A faithful copy of the entries, without any pictures, is what is needed here.

/---

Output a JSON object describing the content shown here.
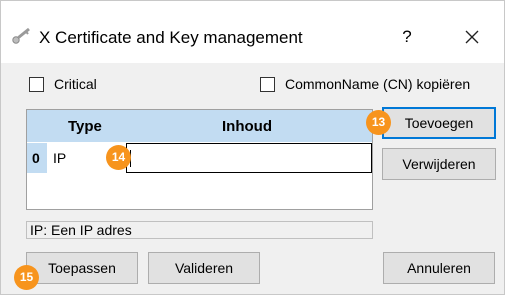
{
  "window": {
    "title": "X Certificate and Key management",
    "help_label": "?",
    "app_icon": "certificate-key-icon",
    "close_icon": "close-icon"
  },
  "options": {
    "critical_label": "Critical",
    "critical_checked": false,
    "copy_cn_label": "CommonName (CN) kopiëren",
    "copy_cn_checked": false
  },
  "table": {
    "columns": [
      "Type",
      "Inhoud"
    ],
    "rows": [
      {
        "index": "0",
        "type": "IP",
        "value": ""
      }
    ]
  },
  "buttons": {
    "add": "Toevoegen",
    "remove": "Verwijderen",
    "apply": "Toepassen",
    "validate": "Valideren",
    "cancel": "Annuleren"
  },
  "status_text": "IP: Een IP adres",
  "annotations": {
    "badge_13": "13",
    "badge_14": "14",
    "badge_15": "15"
  },
  "colors": {
    "header_bg": "#c2dcf2",
    "default_button_border": "#0078d7",
    "badge": "#f7941d"
  }
}
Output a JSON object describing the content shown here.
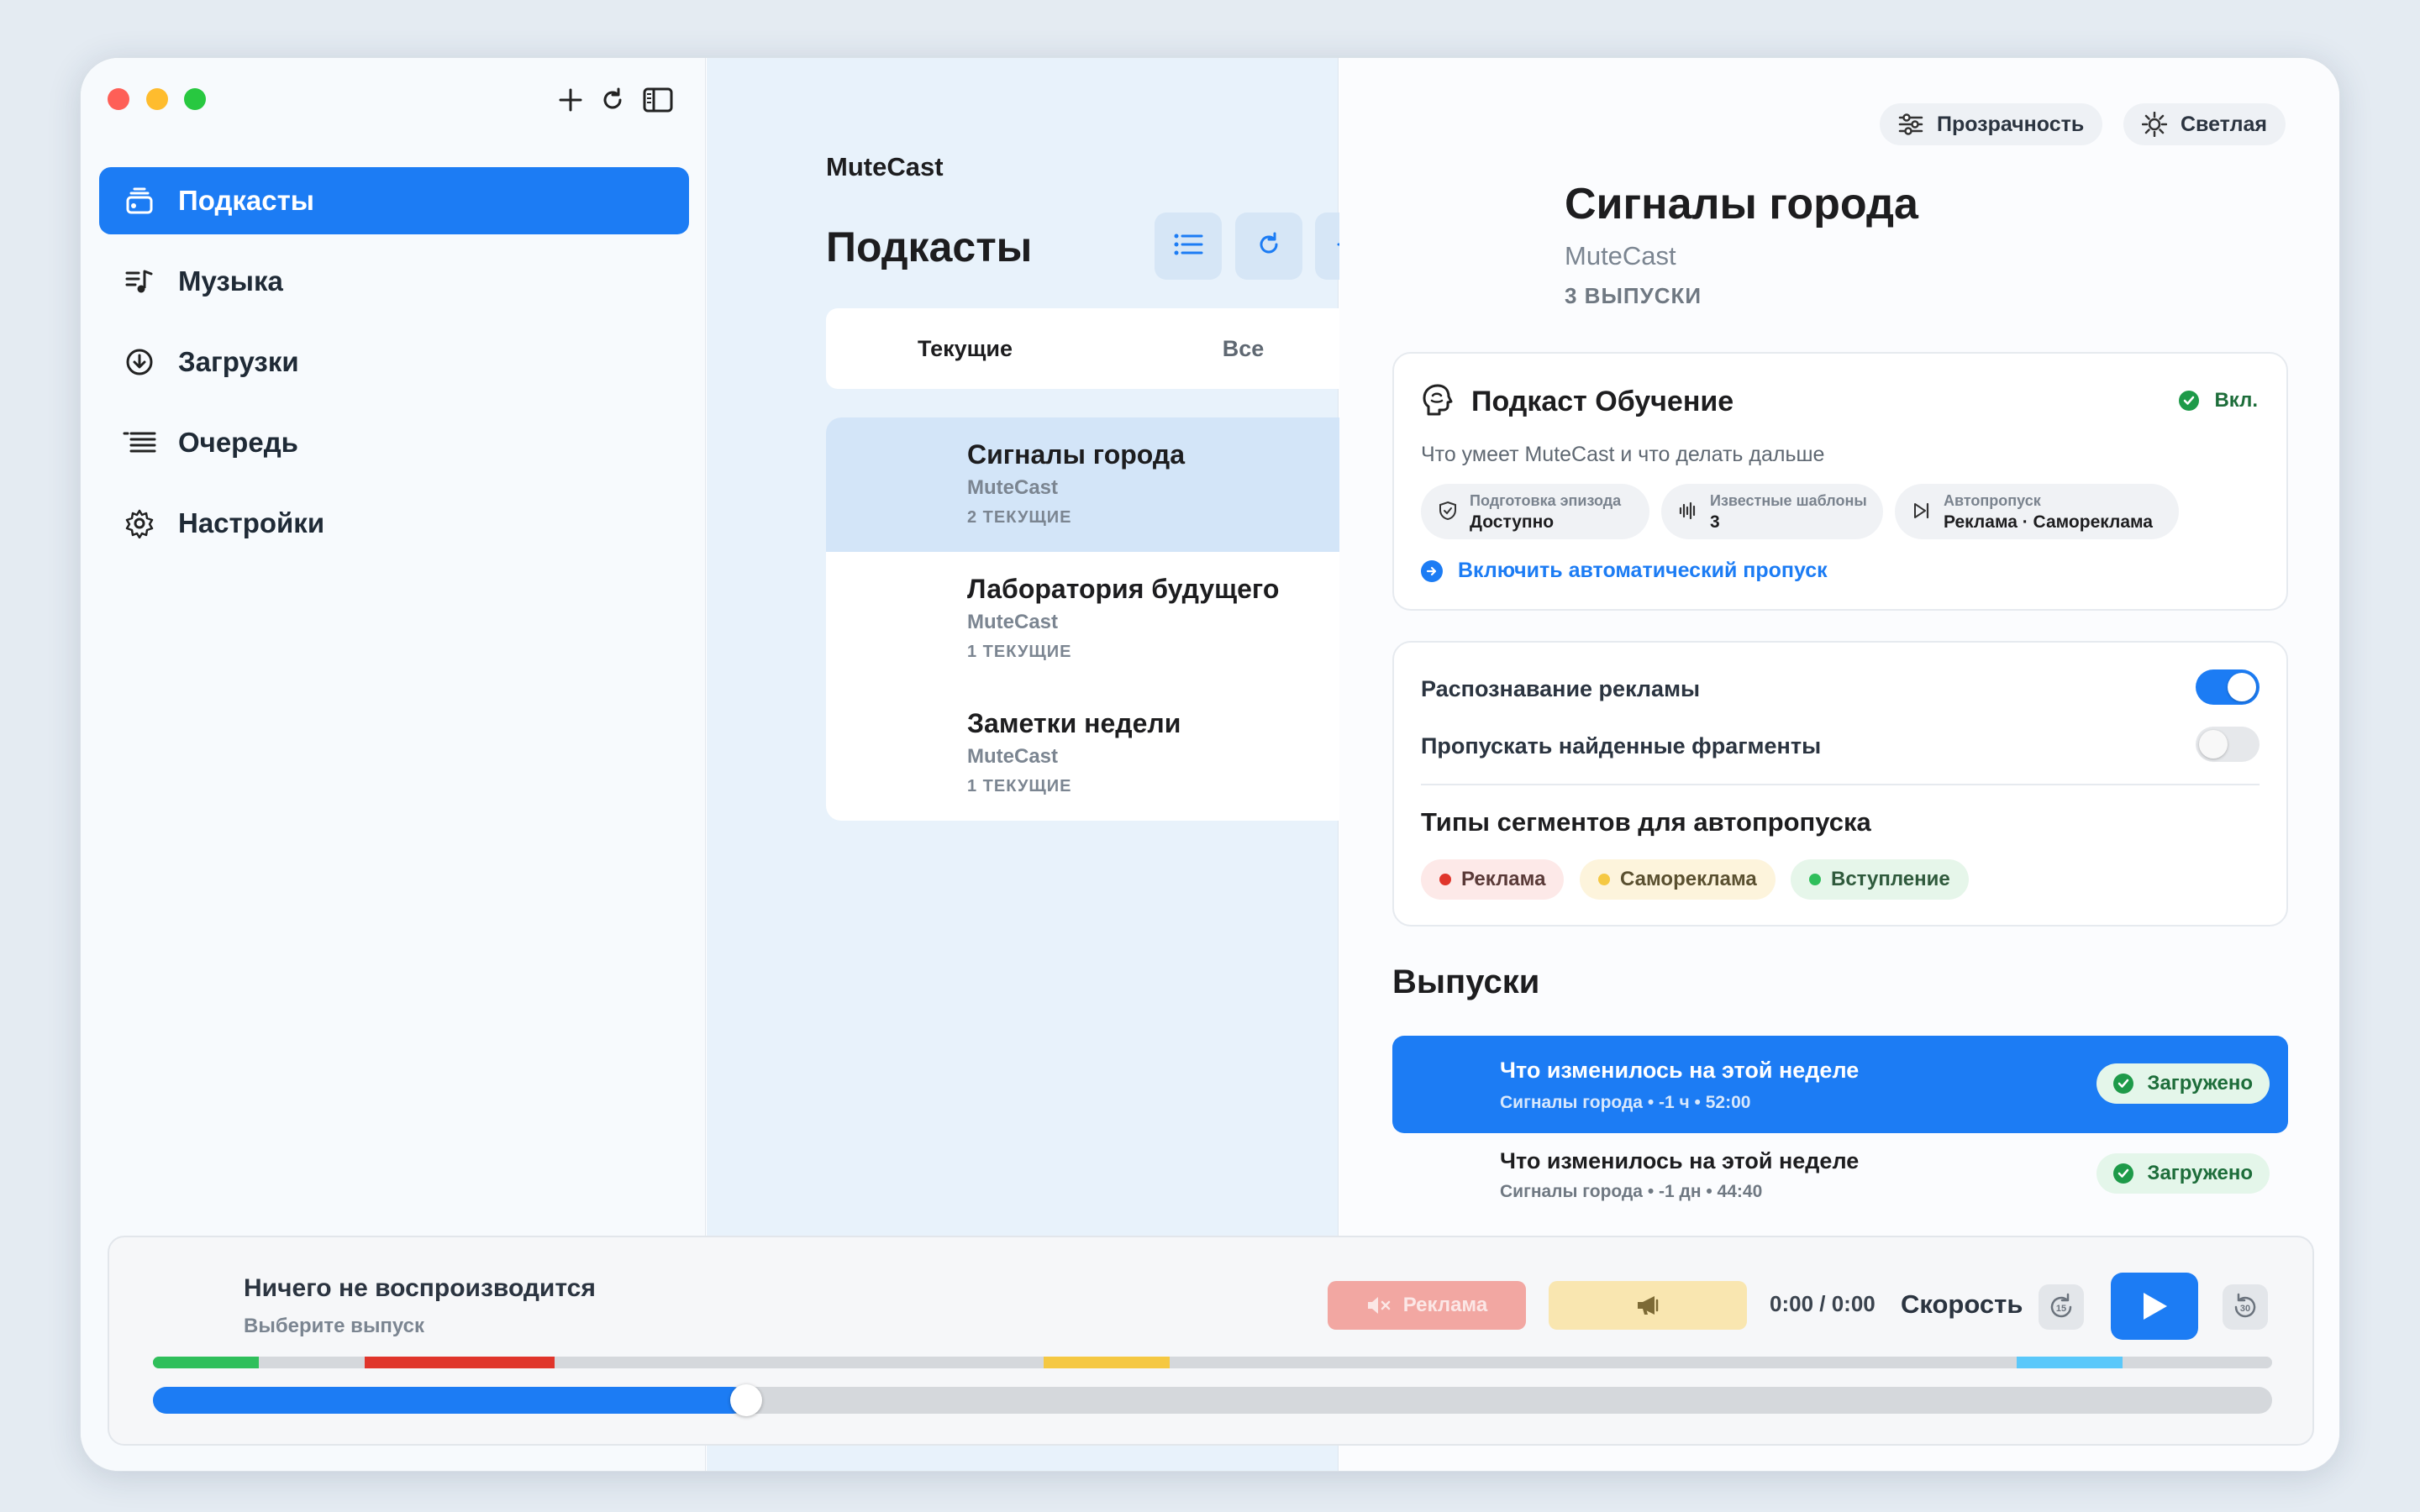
{
  "sidebar": {
    "items": [
      {
        "label": "Подкасты",
        "icon": "podcasts-icon",
        "active": true
      },
      {
        "label": "Музыка",
        "icon": "music-icon"
      },
      {
        "label": "Загрузки",
        "icon": "download-icon"
      },
      {
        "label": "Очередь",
        "icon": "queue-icon"
      },
      {
        "label": "Настройки",
        "icon": "gear-icon"
      }
    ]
  },
  "middle": {
    "app_name": "MuteCast",
    "title": "Подкасты",
    "segments": [
      "Текущие",
      "Все"
    ],
    "podcasts": [
      {
        "title": "Сигналы города",
        "author": "MuteCast",
        "count": "2 ТЕКУЩИЕ",
        "selected": true
      },
      {
        "title": "Лаборатория будущего",
        "author": "MuteCast",
        "count": "1 ТЕКУЩИЕ"
      },
      {
        "title": "Заметки недели",
        "author": "MuteCast",
        "count": "1 ТЕКУЩИЕ"
      }
    ]
  },
  "detail": {
    "transparency_label": "Прозрачность",
    "theme_label": "Светлая",
    "title": "Сигналы города",
    "author": "MuteCast",
    "episode_count": "3 ВЫПУСКИ",
    "learning": {
      "title": "Подкаст Обучение",
      "status": "Вкл.",
      "subtitle": "Что умеет MuteCast и что делать дальше",
      "chips": [
        {
          "label": "Подготовка эпизода",
          "value": "Доступно"
        },
        {
          "label": "Известные шаблоны",
          "value": "3"
        },
        {
          "label": "Автопропуск",
          "value": "Реклама · Самореклама"
        }
      ],
      "link": "Включить автоматический пропуск"
    },
    "settings": {
      "ad_detection": "Распознавание рекламы",
      "ad_detection_on": true,
      "skip_found": "Пропускать найденные фрагменты",
      "skip_found_on": false,
      "segment_types_title": "Типы сегментов для автопропуска",
      "tags": [
        {
          "label": "Реклама",
          "color": "#e0352b",
          "bg": "#fde9e8"
        },
        {
          "label": "Самореклама",
          "color": "#f5c842",
          "bg": "#fdf4dc"
        },
        {
          "label": "Вступление",
          "color": "#2fbf5b",
          "bg": "#e6f6ea"
        }
      ]
    },
    "episodes_title": "Выпуски",
    "episodes": [
      {
        "title": "Что изменилось на этой неделе",
        "meta": "Сигналы города • -1 ч • 52:00",
        "badge": "Загружено",
        "selected": true
      },
      {
        "title": "Что изменилось на этой неделе",
        "meta": "Сигналы города • -1 дн • 44:40",
        "badge": "Загружено"
      }
    ]
  },
  "player": {
    "title": "Ничего не воспроизводится",
    "subtitle": "Выберите выпуск",
    "ad_button": "Реклама",
    "time": "0:00 / 0:00",
    "speed": "Скорость",
    "skip_back": "15",
    "skip_forward": "30",
    "progress": 0.28
  },
  "colors": {
    "accent": "#1c7cf4",
    "ad": "#e0352b",
    "self_promo": "#f5c842",
    "intro": "#2fbf5b",
    "outro": "#5ac8fa"
  }
}
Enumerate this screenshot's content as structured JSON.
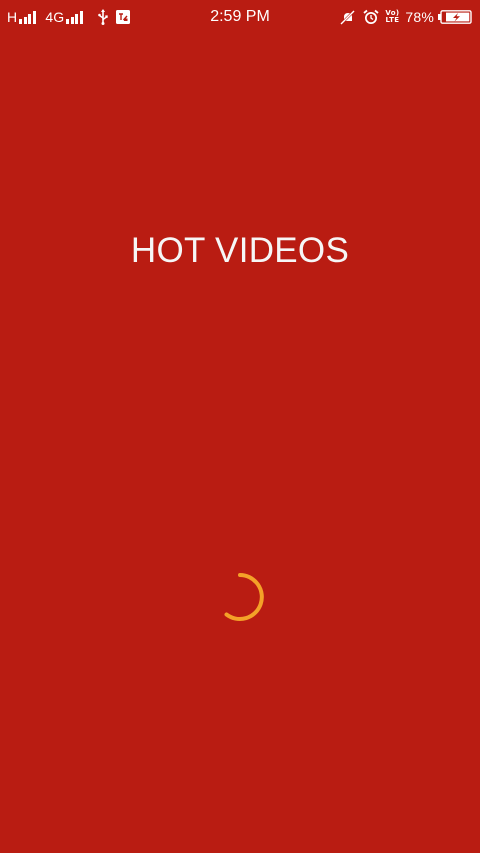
{
  "status_bar": {
    "carrier_left": "H",
    "network_type": "4G",
    "time": "2:59 PM",
    "volte_line1": "Vo)",
    "volte_line2": "LTE",
    "battery_percent": "78%",
    "icons": [
      "signal-icon",
      "usb-icon",
      "notification-icon",
      "mute-icon",
      "alarm-icon",
      "volte-icon",
      "battery-charging-icon"
    ]
  },
  "splash": {
    "title": "HOT VIDEOS",
    "background_color": "#b91c12",
    "spinner_color": "#f4a128",
    "loading_icon": "loading-spinner-icon"
  }
}
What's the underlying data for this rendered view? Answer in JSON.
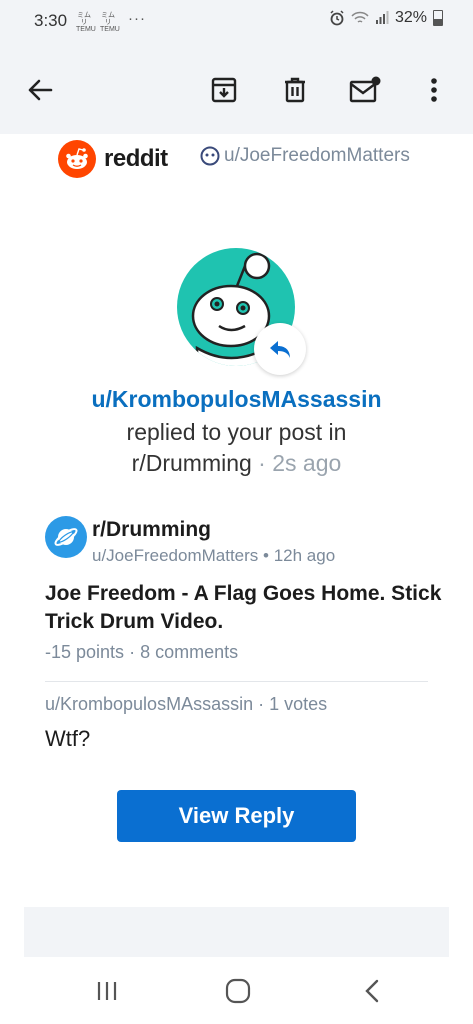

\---

- **Written response**
Output a JSON object describing the content shown here.
{
  "window": {
    "title": "X Certificate and Key management",
    "help_label": "?",
    "app_icon": "certificate-key-icon",
    "close_icon": "close-icon"
  },
  "options": {
    "critical_label": "Critical",
    "critical_checked": false,
    "copy_cn_label": "CommonName (CN) kopiëren",
    "copy_cn_checked": false
  },
  "table": {
    "columns": [
      "Type",
      "Inhoud"
    ],
    "rows": [
      {
        "index": "0",
        "type": "IP",
        "value": ""
      }
    ]
  },
  "buttons": {
    "add": "Toevoegen",
    "remove": "Verwijderen",
    "apply": "Toepassen",
    "validate": "Valideren",
    "cancel": "Annuleren"
  },
  "status_text": "IP: Een IP adres",
  "annotations": {
    "badge_13": "13",
    "badge_14": "14",
    "badge_15": "15"
  },
  "colors": {
    "header_bg": "#c2dcf2",
    "default_button_border": "#0078d7",
    "badge": "#f7941d"
  }
}
Output a JSON object describing the content shown here.
{
  "sidebar": {
    "items": [
      {
        "label": "Подкасты",
        "icon": "podcasts-icon",
        "active": true
      },
      {
        "label": "Музыка",
        "icon": "music-icon"
      },
      {
        "label": "Загрузки",
        "icon": "download-icon"
      },
      {
        "label": "Очередь",
        "icon": "queue-icon"
      },
      {
        "label": "Настройки",
        "icon": "gear-icon"
      }
    ]
  },
  "middle": {
    "app_name": "MuteCast",
    "title": "Подкасты",
    "segments": [
      "Текущие",
      "Все"
    ],
    "podcasts": [
      {
        "title": "Сигналы города",
        "author": "MuteCast",
        "count": "2 ТЕКУЩИЕ",
        "selected": true
      },
      {
        "title": "Лаборатория будущего",
        "author": "MuteCast",
        "count": "1 ТЕКУЩИЕ"
      },
      {
        "title": "Заметки недели",
        "author": "MuteCast",
        "count": "1 ТЕКУЩИЕ"
      }
    ]
  },
  "detail": {
    "transparency_label": "Прозрачность",
    "theme_label": "Светлая",
    "title": "Сигналы города",
    "author": "MuteCast",
    "episode_count": "3 ВЫПУСКИ",
    "learning": {
      "title": "Подкаст Обучение",
      "status": "Вкл.",
      "subtitle": "Что умеет MuteCast и что делать дальше",
      "chips": [
        {
          "label": "Подготовка эпизода",
          "value": "Доступно"
        },
        {
          "label": "Известные шаблоны",
          "value": "3"
        },
        {
          "label": "Автопропуск",
          "value": "Реклама · Самореклама"
        }
      ],
      "link": "Включить автоматический пропуск"
    },
    "settings": {
      "ad_detection": "Распознавание рекламы",
      "ad_detection_on": true,
      "skip_found": "Пропускать найденные фрагменты",
      "skip_found_on": false,
      "segment_types_title": "Типы сегментов для автопропуска",
      "tags": [
        {
          "label": "Реклама",
          "color": "#e0352b",
          "bg": "#fde9e8"
        },
        {
          "label": "Самореклама",
          "color": "#f5c842",
          "bg": "#fdf4dc"
        },
        {
          "label": "Вступление",
          "color": "#2fbf5b",
          "bg": "#e6f6ea"
        }
      ]
    },
    "episodes_title": "Выпуски",
    "episodes": [
      {
        "title": "Что изменилось на этой неделе",
        "meta": "Сигналы города • -1 ч • 52:00",
        "badge": "Загружено",
        "selected": true
      },
      {
        "title": "Что изменилось на этой неделе",
        "meta": "Сигналы города • -1 дн • 44:40",
        "badge": "Загружено"
      }
    ]
  },
  "player": {
    "title": "Ничего не воспроизводится",
    "subtitle": "Выберите выпуск",
    "ad_button": "Реклама",
    "time": "0:00 / 0:00",
    "speed": "Скорость",
    "skip_back": "15",
    "skip_forward": "30",
    "progress": 0.28
  },
  "colors": {
    "accent": "#1c7cf4",
    "ad": "#e0352b",
    "self_promo": "#f5c842",
    "intro": "#2fbf5b",
    "outro": "#5ac8fa"
  }
}
Enumerate this screenshot's content as structured JSON.
{
  "status_bar": {
    "carrier_left": "H",
    "network_type": "4G",
    "time": "2:59 PM",
    "volte_line1": "Vo)",
    "volte_line2": "LTE",
    "battery_percent": "78%",
    "icons": [
      "signal-icon",
      "usb-icon",
      "notification-icon",
      "mute-icon",
      "alarm-icon",
      "volte-icon",
      "battery-charging-icon"
    ]
  },
  "splash": {
    "title": "HOT VIDEOS",
    "background_color": "#b91c12",
    "spinner_color": "#f4a128",
    "loading_icon": "loading-spinner-icon"
  }
}
What's the underlying data for this rendered view? Answer in JSON.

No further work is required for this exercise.